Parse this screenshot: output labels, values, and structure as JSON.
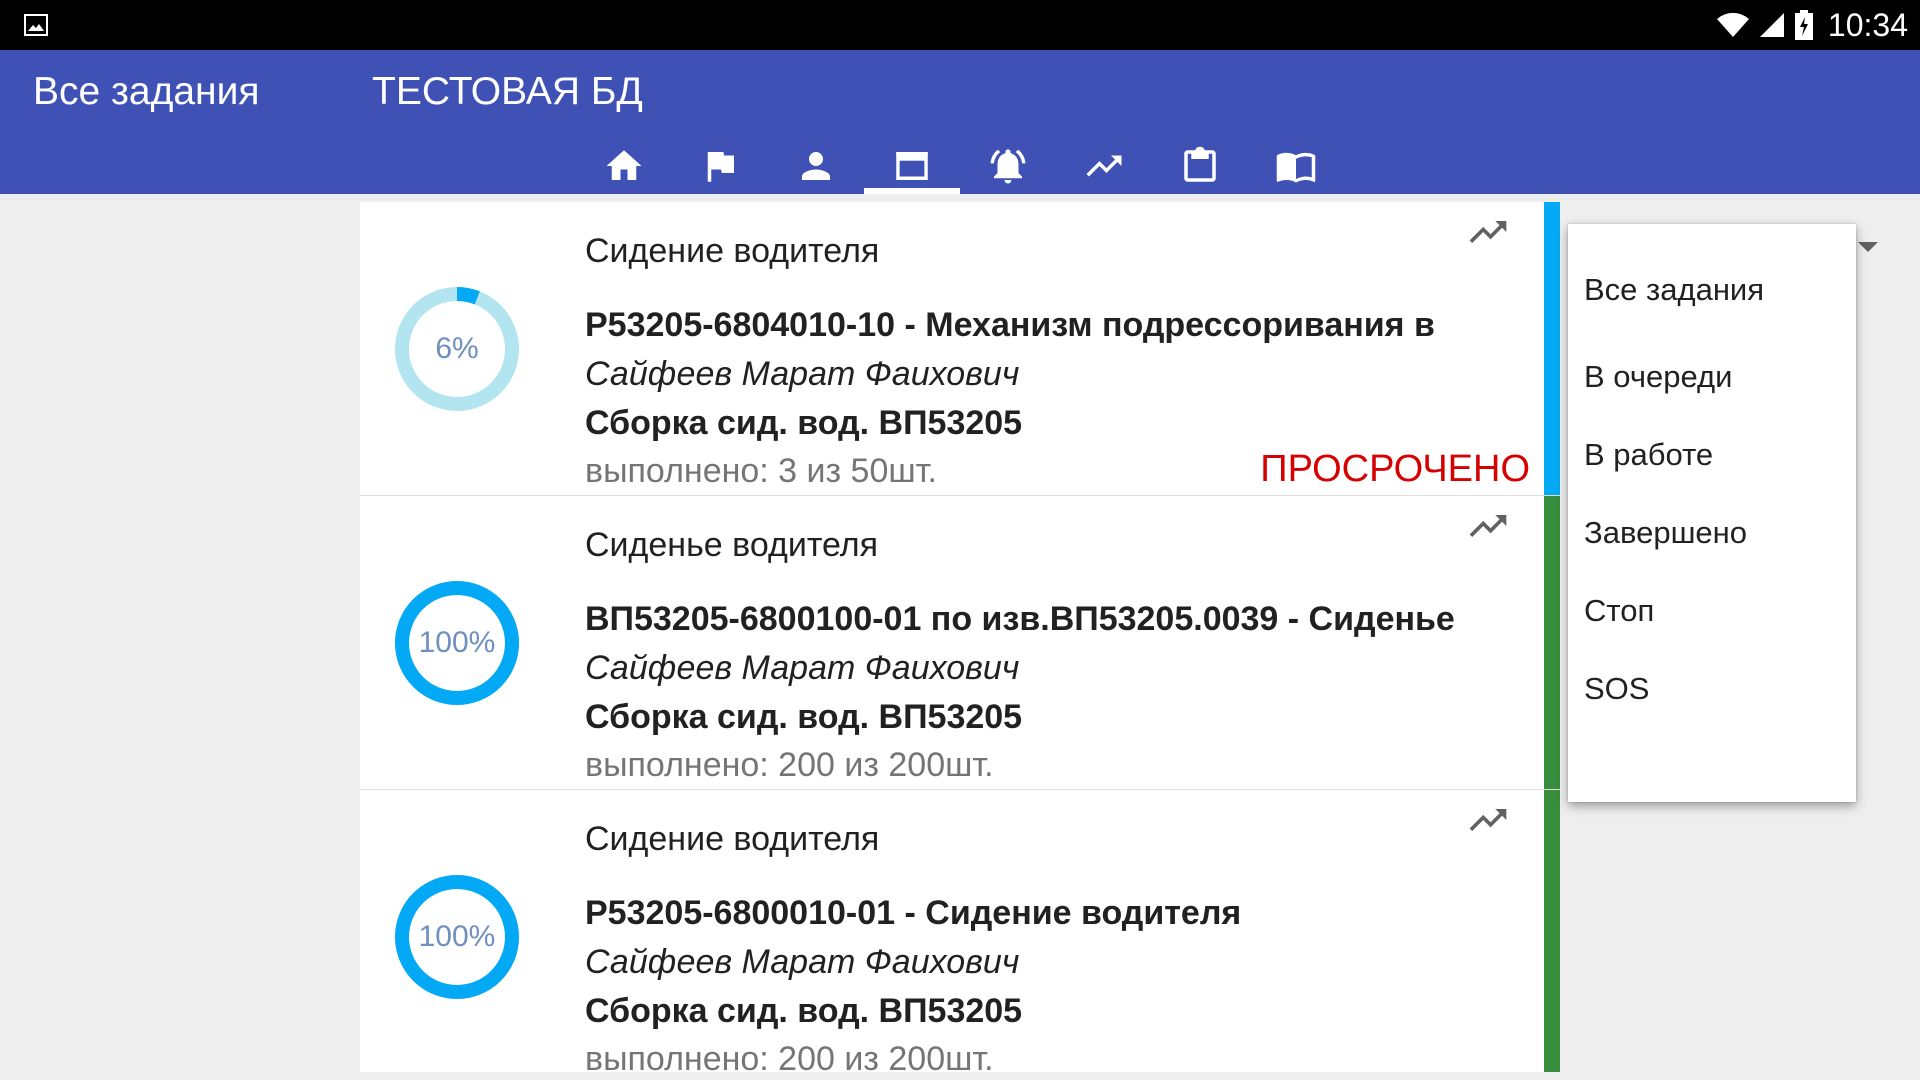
{
  "status_bar": {
    "time": "10:34",
    "icons": [
      "gallery-icon",
      "wifi-icon",
      "signal-icon",
      "battery-charging-icon"
    ]
  },
  "app_bar": {
    "title": "Все задания",
    "database": "ТЕСТОВАЯ БД",
    "tabs": [
      {
        "icon": "home-icon"
      },
      {
        "icon": "flag-icon"
      },
      {
        "icon": "person-icon"
      },
      {
        "icon": "tasks-card-icon",
        "active": true
      },
      {
        "icon": "alarm-bell-icon"
      },
      {
        "icon": "trending-up-icon"
      },
      {
        "icon": "clipboard-icon"
      },
      {
        "icon": "book-icon"
      }
    ]
  },
  "tasks": [
    {
      "group": "Сидение водителя",
      "name": "Р53205-6804010-10 - Механизм подрессоривания в",
      "worker": "Сайфеев Марат Фаихович",
      "operation": "Сборка сид. вод. ВП53205",
      "done": "выполнено: 3 из 50шт.",
      "progress_label": "6%",
      "progress": 0.06,
      "overdue": "ПРОСРОЧЕНО",
      "strip_color": "#03a9f4"
    },
    {
      "group": "Сиденье водителя",
      "name": "ВП53205-6800100-01 по изв.ВП53205.0039 - Сиденье",
      "worker": "Сайфеев Марат Фаихович",
      "operation": "Сборка сид. вод. ВП53205",
      "done": "выполнено: 200 из 200шт.",
      "progress_label": "100%",
      "progress": 1.0,
      "overdue": "",
      "strip_color": "#388e3c"
    },
    {
      "group": "Сидение водителя",
      "name": "Р53205-6800010-01 - Сидение водителя",
      "worker": "Сайфеев Марат Фаихович",
      "operation": "Сборка сид. вод. ВП53205",
      "done": "выполнено: 200 из 200шт.",
      "progress_label": "100%",
      "progress": 1.0,
      "overdue": "",
      "strip_color": "#388e3c"
    }
  ],
  "filter_menu": {
    "items": [
      "Все задания",
      "В очереди",
      "В работе",
      "Завершено",
      "Стоп",
      "SOS"
    ]
  },
  "colors": {
    "primary": "#3f51b5",
    "progress_fg": "#03a9f4",
    "progress_bg": "#b3e5f0",
    "overdue": "#d50000",
    "in_progress_strip": "#03a9f4",
    "done_strip": "#388e3c"
  }
}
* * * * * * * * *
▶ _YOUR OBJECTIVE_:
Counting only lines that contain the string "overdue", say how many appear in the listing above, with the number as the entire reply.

▶ _FINISHED TASK_:
4